Many dog owners do not realize that their dogs can have acne, which normally affects their lips and chin. It is most common in younger puppies as they reach puberty, which can occur between 4 and 8 months of age, depending on the breed and size of the dog. These are benign, and some breeds are especially prone to the acne, including the English Bulldogs, French Bulldog, Rottweiler, and Boxer. However, it is more common with the short-haired dog breeds.
Symptoms and Causes of Dog Acne
The acne is remarkably similar in appearance to what people get and the cause can be puberty in dogs just as with teenage boys and girls. Other times the acne can stem from Dog Allergies, such as Dog Food Allergies.
While dog acne in and of itself is not life threatening, it is important that the dog undergoes a full health examination to rule out any underlying conditions. In mild cases of dog acne, it clears on its own as the dog ages, but some dogs can have a more severe form of acne, develop infections, and require a round of antibiotics.

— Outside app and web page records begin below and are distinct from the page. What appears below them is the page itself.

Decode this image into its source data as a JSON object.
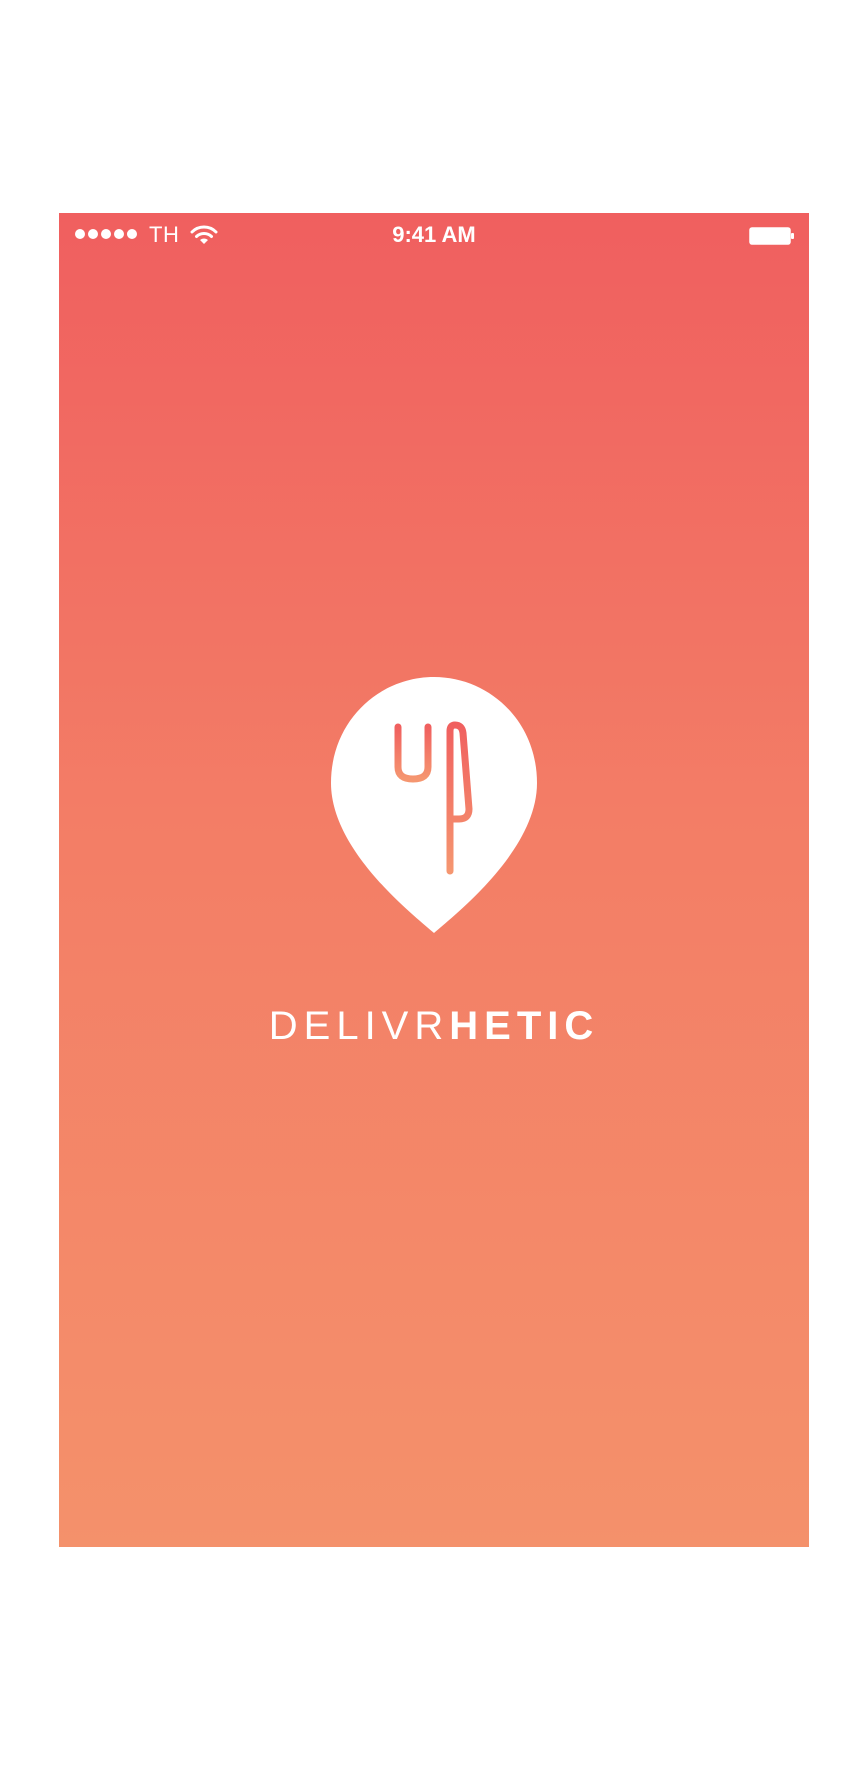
{
  "status_bar": {
    "carrier": "TH",
    "time": "9:41 AM",
    "icons": [
      "signal-dots-icon",
      "wifi-icon",
      "battery-icon"
    ]
  },
  "splash": {
    "logo_icon": "fork-knife-location-pin-icon",
    "brand_light": "DELIVR",
    "brand_bold": "HETIC"
  },
  "colors": {
    "gradient_top": "#f05f5f",
    "gradient_bottom": "#f4916b",
    "foreground": "#ffffff"
  }
}
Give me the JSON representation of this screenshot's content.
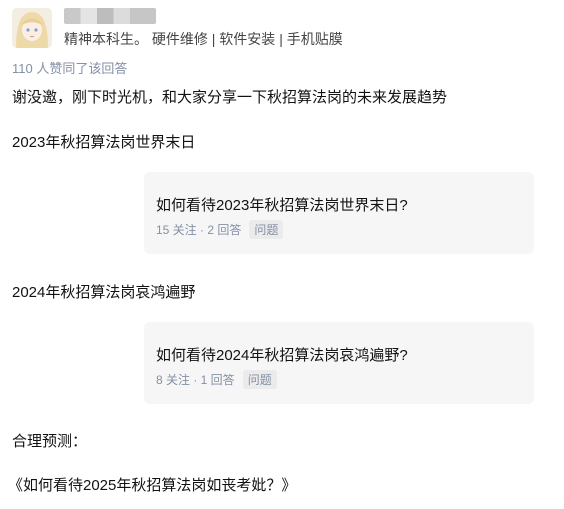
{
  "author": {
    "bio": "精神本科生。 硬件维修 | 软件安装 | 手机贴膜"
  },
  "votes_text": "110 人赞同了该回答",
  "answer": {
    "intro": "谢没邀，刚下时光机，和大家分享一下秋招算法岗的未来发展趋势",
    "section_2023": "2023年秋招算法岗世界末日",
    "section_2024": "2024年秋招算法岗哀鸿遍野",
    "prediction_label": "合理预测：",
    "prediction_text": "《如何看待2025年秋招算法岗如丧考妣？》"
  },
  "question_cards": [
    {
      "title": "如何看待2023年秋招算法岗世界末日?",
      "stats": "15 关注 · 2 回答",
      "tag": "问题"
    },
    {
      "title": "如何看待2024年秋招算法岗哀鸿遍野?",
      "stats": "8 关注 · 1 回答",
      "tag": "问题"
    }
  ]
}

Just like in humans, acne in dogs is uncomfortable and can be quite tender to the touch, so owners should not touch the acne as it can make it worse and be uncomfortable for the dog.
Treatment Options for Dog Acne
Treatment options vary by the dog and the severity of the acne. Mild cases are generally not treated at all. In more severe cases of dog acne, your veterinarian will give you some benzoyl peroxide gels or shampoos to help control the acne. In extremely severe cases of acne, it may be necessary to treat the dog with antibiotics and sometimes corticosteroids.
It is essential to make sure to keep the dog’s chin cleaned after they eat their meals, especially if they eat canned food. Many puppies eat with gusto and like a child, can make a mess of their chins. A washcloth dampened with water normally does the trick; avoid using any harsh cleaners such as dish soap since this can add to the acne problem.
Prognosis of Dog Acne
Most dogs with adolescent acne outgrow it and their chin clears up as they reach adulthood. If the acne is due to allergies, particularly food or environmental, it may be necessary to have, some allergy tests performed on the dog. You can also try changing their food to a holistic brand since many of the store bought foods have dyes and other ingredients that are difficult for the dog to digest. Always read the ingredient label when choosing a dog or puppy food for your dog. The fewer ingredients, the easier it is for the dog to digest.
If acne is suspected in a dog, have the veterinarian check the severity to ensure there are no underlying infections. In most instances of dog acne, it clears on its own as the puppy grows into adulthood.